[Excerpts from an interface dataset]
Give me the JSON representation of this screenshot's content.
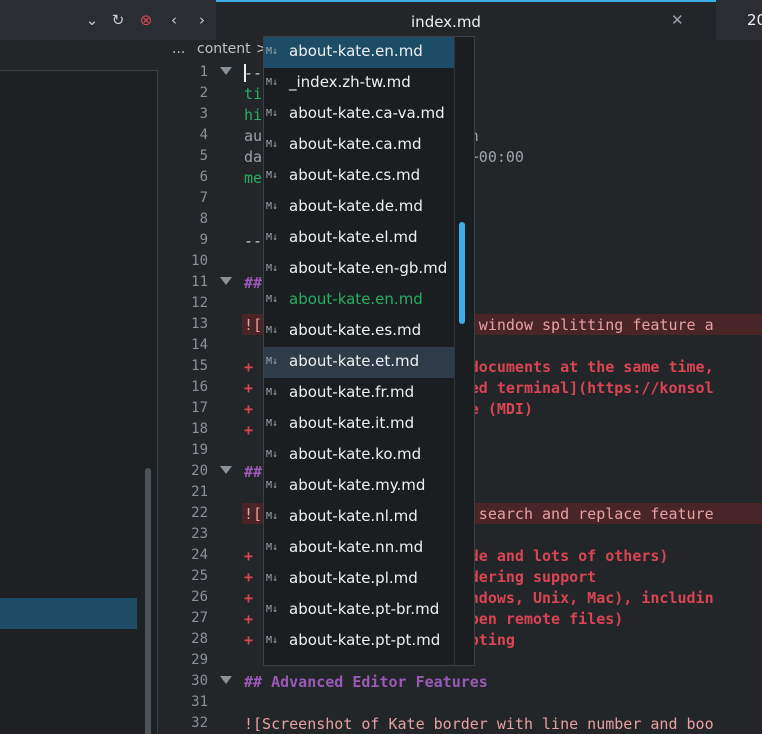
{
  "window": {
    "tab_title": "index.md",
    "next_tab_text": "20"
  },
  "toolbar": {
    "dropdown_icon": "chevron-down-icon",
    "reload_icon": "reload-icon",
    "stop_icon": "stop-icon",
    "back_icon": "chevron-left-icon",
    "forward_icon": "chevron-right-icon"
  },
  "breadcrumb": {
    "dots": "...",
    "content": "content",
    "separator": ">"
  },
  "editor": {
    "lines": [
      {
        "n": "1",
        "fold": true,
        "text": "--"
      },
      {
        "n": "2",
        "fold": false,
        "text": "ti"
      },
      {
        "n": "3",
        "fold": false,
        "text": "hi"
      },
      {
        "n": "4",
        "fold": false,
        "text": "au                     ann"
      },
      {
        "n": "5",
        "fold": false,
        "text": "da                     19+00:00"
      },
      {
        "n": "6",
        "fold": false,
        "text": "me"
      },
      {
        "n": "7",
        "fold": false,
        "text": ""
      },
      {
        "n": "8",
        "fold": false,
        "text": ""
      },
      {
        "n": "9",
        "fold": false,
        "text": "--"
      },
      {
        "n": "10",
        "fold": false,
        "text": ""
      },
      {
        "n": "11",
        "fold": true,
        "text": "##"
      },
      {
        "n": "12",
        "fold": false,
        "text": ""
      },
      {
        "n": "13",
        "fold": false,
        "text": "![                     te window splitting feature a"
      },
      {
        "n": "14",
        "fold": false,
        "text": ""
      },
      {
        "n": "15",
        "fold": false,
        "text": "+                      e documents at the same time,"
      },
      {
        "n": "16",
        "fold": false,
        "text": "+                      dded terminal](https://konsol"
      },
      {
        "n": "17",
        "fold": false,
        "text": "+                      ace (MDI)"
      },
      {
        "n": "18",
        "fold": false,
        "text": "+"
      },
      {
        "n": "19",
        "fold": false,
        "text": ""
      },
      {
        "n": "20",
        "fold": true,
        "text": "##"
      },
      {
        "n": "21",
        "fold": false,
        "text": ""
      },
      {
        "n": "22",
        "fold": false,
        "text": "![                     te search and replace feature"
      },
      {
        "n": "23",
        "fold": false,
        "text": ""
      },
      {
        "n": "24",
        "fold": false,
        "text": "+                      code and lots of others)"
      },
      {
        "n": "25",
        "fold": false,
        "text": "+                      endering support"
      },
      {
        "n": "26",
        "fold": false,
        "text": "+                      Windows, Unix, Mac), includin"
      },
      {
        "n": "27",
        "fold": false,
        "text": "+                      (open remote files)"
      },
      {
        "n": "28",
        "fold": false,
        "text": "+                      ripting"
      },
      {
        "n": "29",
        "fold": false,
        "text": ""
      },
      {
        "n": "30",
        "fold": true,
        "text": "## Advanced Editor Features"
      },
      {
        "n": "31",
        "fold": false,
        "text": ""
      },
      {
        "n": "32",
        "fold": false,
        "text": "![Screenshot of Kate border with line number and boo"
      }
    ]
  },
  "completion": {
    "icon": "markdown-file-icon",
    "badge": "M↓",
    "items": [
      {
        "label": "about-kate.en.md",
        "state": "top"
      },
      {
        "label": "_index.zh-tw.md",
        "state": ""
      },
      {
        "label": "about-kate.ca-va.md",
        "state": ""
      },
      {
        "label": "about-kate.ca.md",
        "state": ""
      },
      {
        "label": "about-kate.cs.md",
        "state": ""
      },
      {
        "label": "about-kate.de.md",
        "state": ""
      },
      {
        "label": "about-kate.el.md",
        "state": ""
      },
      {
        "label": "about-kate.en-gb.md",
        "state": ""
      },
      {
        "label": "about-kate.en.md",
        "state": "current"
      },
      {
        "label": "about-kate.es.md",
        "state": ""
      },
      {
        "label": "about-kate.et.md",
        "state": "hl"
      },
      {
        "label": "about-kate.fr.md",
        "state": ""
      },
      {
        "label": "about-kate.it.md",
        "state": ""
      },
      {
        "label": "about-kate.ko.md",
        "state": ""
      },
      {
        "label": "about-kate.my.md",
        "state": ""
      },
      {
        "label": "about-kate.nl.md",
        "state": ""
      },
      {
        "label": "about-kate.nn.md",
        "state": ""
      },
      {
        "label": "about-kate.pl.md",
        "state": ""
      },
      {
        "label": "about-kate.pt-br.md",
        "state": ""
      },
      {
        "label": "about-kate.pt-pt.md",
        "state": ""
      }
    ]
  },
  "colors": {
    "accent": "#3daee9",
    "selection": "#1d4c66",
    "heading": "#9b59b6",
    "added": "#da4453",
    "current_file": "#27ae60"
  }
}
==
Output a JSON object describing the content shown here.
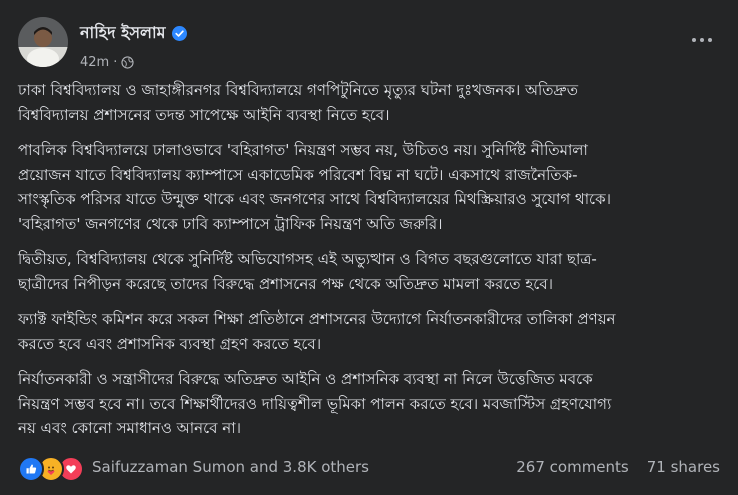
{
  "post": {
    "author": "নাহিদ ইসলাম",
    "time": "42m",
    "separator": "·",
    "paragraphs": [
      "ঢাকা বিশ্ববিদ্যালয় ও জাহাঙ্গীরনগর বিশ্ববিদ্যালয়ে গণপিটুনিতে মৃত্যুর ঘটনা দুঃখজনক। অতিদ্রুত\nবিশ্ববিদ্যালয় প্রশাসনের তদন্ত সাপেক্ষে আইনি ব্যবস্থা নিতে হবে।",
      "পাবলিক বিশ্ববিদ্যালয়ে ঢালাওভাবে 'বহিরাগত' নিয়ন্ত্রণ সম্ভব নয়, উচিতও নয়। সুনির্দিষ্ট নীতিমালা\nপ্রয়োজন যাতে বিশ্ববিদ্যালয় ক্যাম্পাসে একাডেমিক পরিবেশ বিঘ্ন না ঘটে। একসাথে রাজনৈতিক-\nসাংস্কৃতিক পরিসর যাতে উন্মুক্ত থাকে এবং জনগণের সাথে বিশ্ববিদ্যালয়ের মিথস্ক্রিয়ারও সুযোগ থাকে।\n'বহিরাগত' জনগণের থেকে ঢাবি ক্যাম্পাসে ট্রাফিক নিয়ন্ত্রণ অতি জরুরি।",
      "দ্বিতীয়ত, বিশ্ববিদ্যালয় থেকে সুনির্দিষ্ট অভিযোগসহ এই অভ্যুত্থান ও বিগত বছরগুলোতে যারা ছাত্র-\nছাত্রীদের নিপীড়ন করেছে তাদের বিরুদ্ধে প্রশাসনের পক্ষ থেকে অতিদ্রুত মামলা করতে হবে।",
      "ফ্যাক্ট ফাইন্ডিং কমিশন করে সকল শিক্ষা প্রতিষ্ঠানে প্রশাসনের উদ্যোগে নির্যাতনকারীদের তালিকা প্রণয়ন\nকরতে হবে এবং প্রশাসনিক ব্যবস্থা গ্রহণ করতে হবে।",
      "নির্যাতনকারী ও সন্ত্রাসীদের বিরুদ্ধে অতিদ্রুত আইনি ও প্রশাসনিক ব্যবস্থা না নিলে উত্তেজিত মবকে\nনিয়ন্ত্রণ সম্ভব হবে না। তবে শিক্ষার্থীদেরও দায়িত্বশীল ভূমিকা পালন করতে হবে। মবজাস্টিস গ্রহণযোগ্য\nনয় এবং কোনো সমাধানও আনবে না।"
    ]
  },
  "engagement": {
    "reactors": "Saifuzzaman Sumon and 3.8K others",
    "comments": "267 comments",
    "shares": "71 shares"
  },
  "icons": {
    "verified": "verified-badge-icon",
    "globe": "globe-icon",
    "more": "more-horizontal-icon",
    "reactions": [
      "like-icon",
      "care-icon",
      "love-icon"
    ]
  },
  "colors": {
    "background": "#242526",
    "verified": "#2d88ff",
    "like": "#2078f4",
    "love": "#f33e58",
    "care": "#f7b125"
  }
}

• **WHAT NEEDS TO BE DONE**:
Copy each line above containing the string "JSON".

• **YOUR RESPONSE**:
Give me the JSON representation of this screenshot's content.
Output a JSON object describing the content shown here.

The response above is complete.